That ended his deal with the Mets at $107 million over four years, and deGrom rejected their $19.65 million qualifying offer in November. New York will receive draft-pick compensation for losing him.

The fan favorite becomes the latest in a long line of ace pitchers to leave the Mets for one reason or another, including Nolan Ryan, Tom Seaver, Dwight Gooden and David Cone.

The Rangers visit Citi Field from Aug. 28-30.

When healthy, deGrom is perhaps baseball’s most dominant pitcher. His 2.52 career ERA ranks third in the expansion era (since 1961) behind Los Angeles Dodgers lefty Clayton Kershaw (2.48) and Hall of Famer Sandy Koufax (2.19) among those with at least 200 starts.

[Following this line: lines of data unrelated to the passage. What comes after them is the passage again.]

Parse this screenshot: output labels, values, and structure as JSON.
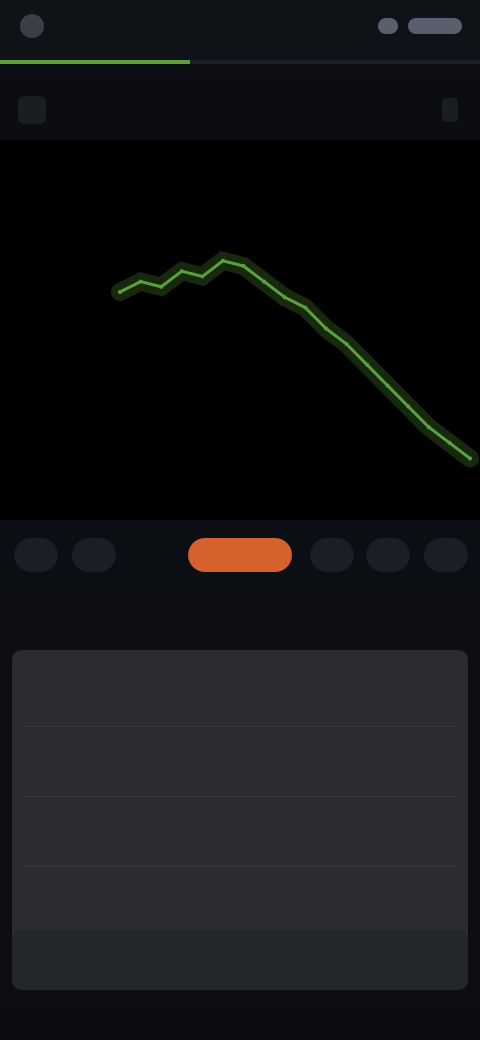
{
  "status_bar": {
    "time": "",
    "icons": [
      "app-icon",
      "signal-icon",
      "battery-icon"
    ]
  },
  "header": {
    "title": "",
    "back_icon": "back-icon",
    "menu_icon": "menu-icon"
  },
  "timeframes": [
    "",
    "",
    "",
    "",
    "",
    ""
  ],
  "panel": {
    "rows": [
      {
        "label": "",
        "value": "",
        "right": ""
      },
      {
        "label": "",
        "value": "",
        "right": ""
      },
      {
        "label": "",
        "value": "",
        "right": ""
      },
      {
        "label": "",
        "value": "",
        "right": ""
      }
    ]
  },
  "footer": {
    "action_label": ""
  },
  "colors": {
    "accent": "#d5622c",
    "up": "#5aa03c",
    "link": "#4a6fa8",
    "background": "#0c0e13"
  },
  "chart_data": {
    "type": "line",
    "title": "",
    "xlabel": "",
    "ylabel": "",
    "series": [
      {
        "values": [
          100,
          102,
          101,
          104,
          103,
          106,
          105,
          102,
          99,
          97,
          93,
          90,
          86,
          82,
          78,
          74,
          71,
          68
        ]
      }
    ],
    "ylim": [
      60,
      110
    ],
    "grid": false,
    "legend": "none"
  }
}
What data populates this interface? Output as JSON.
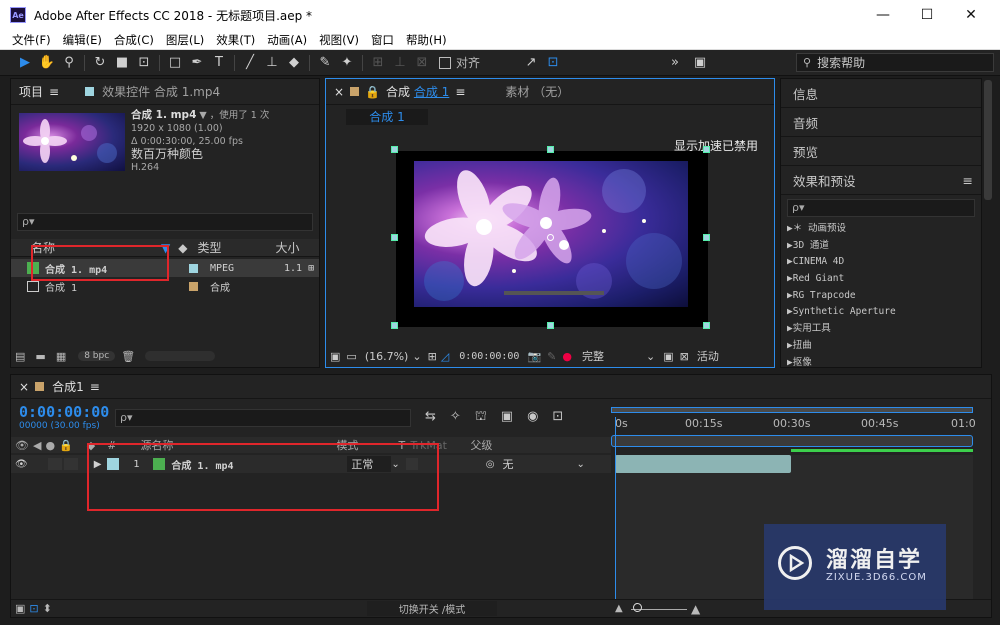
{
  "window": {
    "title": "Adobe After Effects CC 2018 - 无标题项目.aep *",
    "logo_text": "Ae",
    "minimize": "—",
    "maximize": "☐",
    "close": "✕"
  },
  "menu": [
    "文件(F)",
    "编辑(E)",
    "合成(C)",
    "图层(L)",
    "效果(T)",
    "动画(A)",
    "视图(V)",
    "窗口",
    "帮助(H)"
  ],
  "toolbar": {
    "align_label": "对齐",
    "search_placeholder": "搜索帮助",
    "expand": "»"
  },
  "project_panel": {
    "tab_project": "项目",
    "tab_effects": "效果控件 合成 1.mp4",
    "file_name": "合成 1. mp4",
    "usage": "，使用了 1 次",
    "resolution": "1920 x 1080 (1.00)",
    "duration": "Δ 0:00:30:00, 25.00 fps",
    "colors": "数百万种颜色",
    "codec": "H.264",
    "search_placeholder": "ρ▾",
    "columns": {
      "name": "名称",
      "type": "类型",
      "size": "大小"
    },
    "items": [
      {
        "name": "合成 1. mp4",
        "type": "MPEG",
        "size": "1.1",
        "label_color": "#9fd5e0"
      },
      {
        "name": "合成 1",
        "type": "合成",
        "size": "",
        "label_color": "#c9a36a"
      }
    ],
    "bpc": "8 bpc"
  },
  "comp_panel": {
    "tab_label": "合成",
    "tab_name": "合成 1",
    "footage_tab": "素材 （无）",
    "sub_tab": "合成 1",
    "note": "显示加速已禁用",
    "zoom": "(16.7%)",
    "timecode": "0:00:00:00",
    "quality": "完整",
    "view": "活动"
  },
  "right_panel": {
    "sections": [
      "信息",
      "音频",
      "预览",
      "效果和预设"
    ],
    "search_placeholder": "ρ▾",
    "effects": [
      "▶＊ 动画预设",
      "▶3D 通道",
      "▶CINEMA 4D",
      "▶Red Giant",
      "▶RG Trapcode",
      "▶Synthetic Aperture",
      "▶实用工具",
      "▶扭曲",
      "▶抠像"
    ]
  },
  "timeline": {
    "tab_name": "合成1",
    "timecode": "0:00:00:00",
    "fps": "00000 (30.00 fps)",
    "search_placeholder": "ρ▾",
    "header": {
      "num": "#",
      "source": "源名称",
      "mode": "模式",
      "t": "T",
      "trkmat": "TrkMat",
      "parent": "父级"
    },
    "layer": {
      "index": "1",
      "name": "合成 1. mp4",
      "mode": "正常",
      "parent": "无"
    },
    "ruler": [
      "0s",
      "00:15s",
      "00:30s",
      "00:45s",
      "01:0"
    ],
    "switch_label": "切换开关 /模式"
  },
  "watermark": {
    "cn": "溜溜自学",
    "en": "ZIXUE.3D66.COM"
  }
}
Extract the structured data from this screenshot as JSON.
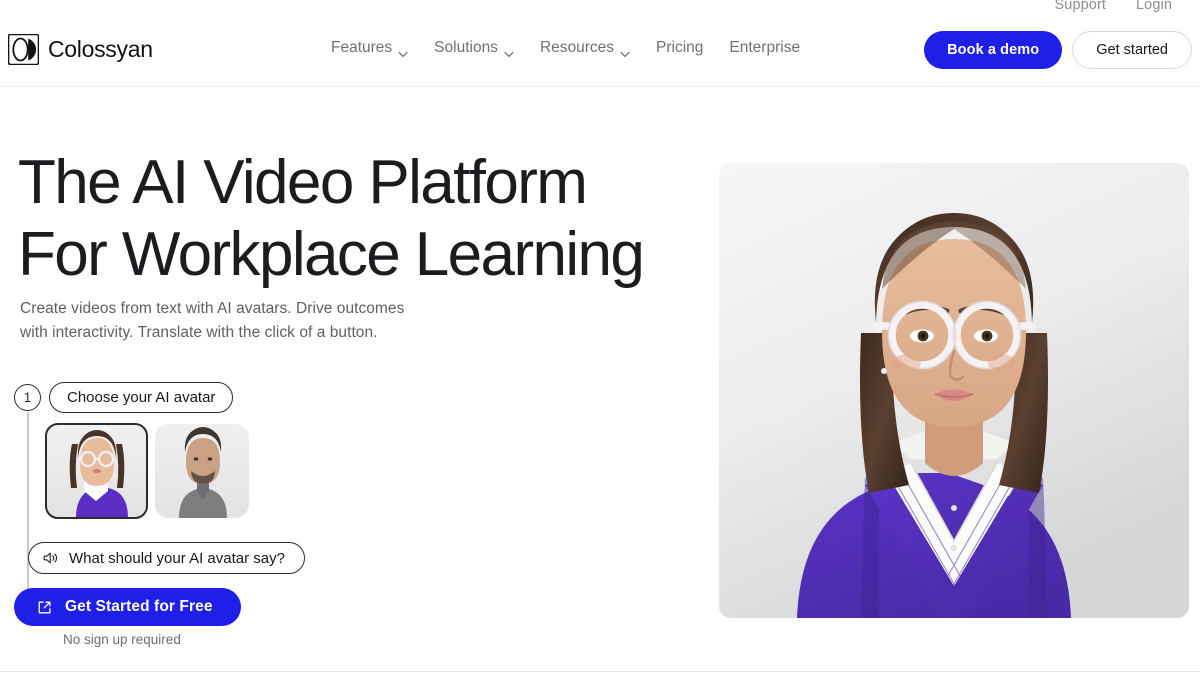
{
  "brand": {
    "name": "Colossyan",
    "logo_icon": "colossyan-lens-logo",
    "accent_color": "#1f1fe8",
    "text_color": "#1b1c1f"
  },
  "utility_bar": {
    "links": [
      {
        "label": "Support",
        "name": "support-link"
      },
      {
        "label": "Login",
        "name": "login-link"
      }
    ]
  },
  "header": {
    "nav": [
      {
        "label": "Features",
        "has_dropdown": true
      },
      {
        "label": "Solutions",
        "has_dropdown": true
      },
      {
        "label": "Resources",
        "has_dropdown": true
      },
      {
        "label": "Pricing",
        "has_dropdown": false
      },
      {
        "label": "Enterprise",
        "has_dropdown": false
      }
    ],
    "actions": {
      "primary_label": "Book a demo",
      "secondary_label": "Get started"
    }
  },
  "hero": {
    "title": "The AI Video Platform\nFor Workplace Learning",
    "subtitle": "Create videos from text with AI avatars. Drive outcomes\nwith interactivity. Translate with the click of a button.",
    "image_alt": "AI avatar woman with white glasses in purple v-neck sweater"
  },
  "widget": {
    "step_number": "1",
    "step_label": "Choose your AI avatar",
    "avatars": [
      {
        "name": "avatar-option-female",
        "selected": true
      },
      {
        "name": "avatar-option-male",
        "selected": false
      }
    ],
    "say_prompt": "What should your AI avatar say?",
    "say_icon": "speaker-icon",
    "cta_label": "Get Started for Free",
    "cta_icon": "external-link-icon",
    "footnote": "No sign up required"
  }
}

The right-hander is 4-1 with a 2.90 ERA in five career postseason starts, including a win over San Diego in the wild-card round this year that extended the Mets’ season. New York was eliminated the next night.

A four-time All-Star and the 2014 NL Rookie of the Year, deGrom was a ninth-round draft pick by the Mets in 2010 out of Stetson, where he played shortstop before moving to the mound. He was slowed by Tommy John surgery early in his career and didn’t reach the majors until age 26.

Once he arrived, though, he blossomed. He helped the Mets reach the 2015 World Series and earn a 2016 playoff berth before winning consecutive NL Cy Young Awards in 2018 and 2019.

But injuries to his elbow, forearm and shoulder blade have limited him to 26 starts over the past two seasons. He compiled a career-low 1.08 ERA over 92 innings in 2021, but did not pitch after July 7 that year because of arm trouble.

DeGrom is 82-57 with 1,607 strikeouts in 1,326 innings over nine big league seasons. He gets $30 million next year, $40 million in 2024 and 2025, $38 million in 2026 and $37 million in 2027. The deal includes a conditional option for 2028 with no guaranteed money.

The addition of deGrom gives the Rangers three proven starters along with Gray and Perez, who went 12-8 with a career-best 2.89 ERA in his return to the team that signed him as a teenager out of Venezuela. Young didn’t rule out the addition of another starter.

With several holes on their starting staff, the Mets have shown interest in free agents Justin Verlander and Carlos Rodon to pair with 38-year-old Max Scherzer atop the rotation.

Now, with deGrom gone, signing one of those two could become a much bigger priority.